__EXTRACTED RECORDS__:
"""

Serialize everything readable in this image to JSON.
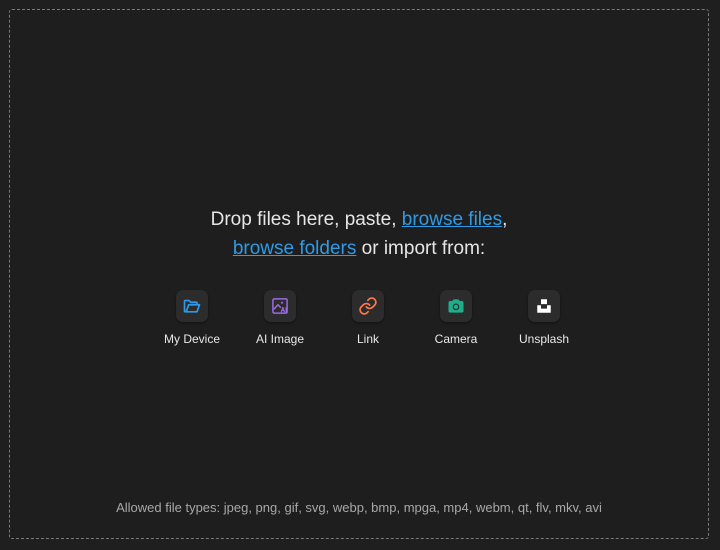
{
  "dropzone": {
    "prompt_part1": "Drop files here, paste, ",
    "browse_files_link": "browse files",
    "prompt_comma": ",",
    "browse_folders_link": "browse folders",
    "prompt_part2": " or import from:"
  },
  "sources": [
    {
      "label": "My Device",
      "icon": "folder-open-icon",
      "color": "#2f9be6"
    },
    {
      "label": "AI Image",
      "icon": "ai-image-icon",
      "color": "#9b6be0"
    },
    {
      "label": "Link",
      "icon": "link-icon",
      "color": "#ff7a4d"
    },
    {
      "label": "Camera",
      "icon": "camera-icon",
      "color": "#1fae8a"
    },
    {
      "label": "Unsplash",
      "icon": "unsplash-icon",
      "color": "#ffffff"
    }
  ],
  "allowed_types": "Allowed file types: jpeg, png, gif, svg, webp, bmp, mpga, mp4, webm, qt, flv, mkv, avi",
  "colors": {
    "background": "#1f1f1f",
    "link": "#2f9be6",
    "text": "#e6e6e6",
    "muted": "#a8a8a8"
  }
}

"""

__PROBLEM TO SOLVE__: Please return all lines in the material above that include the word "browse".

__RESPONSE BOX__:
    "browse_files_link": "browse files",
    "browse_folders_link": "browse folders",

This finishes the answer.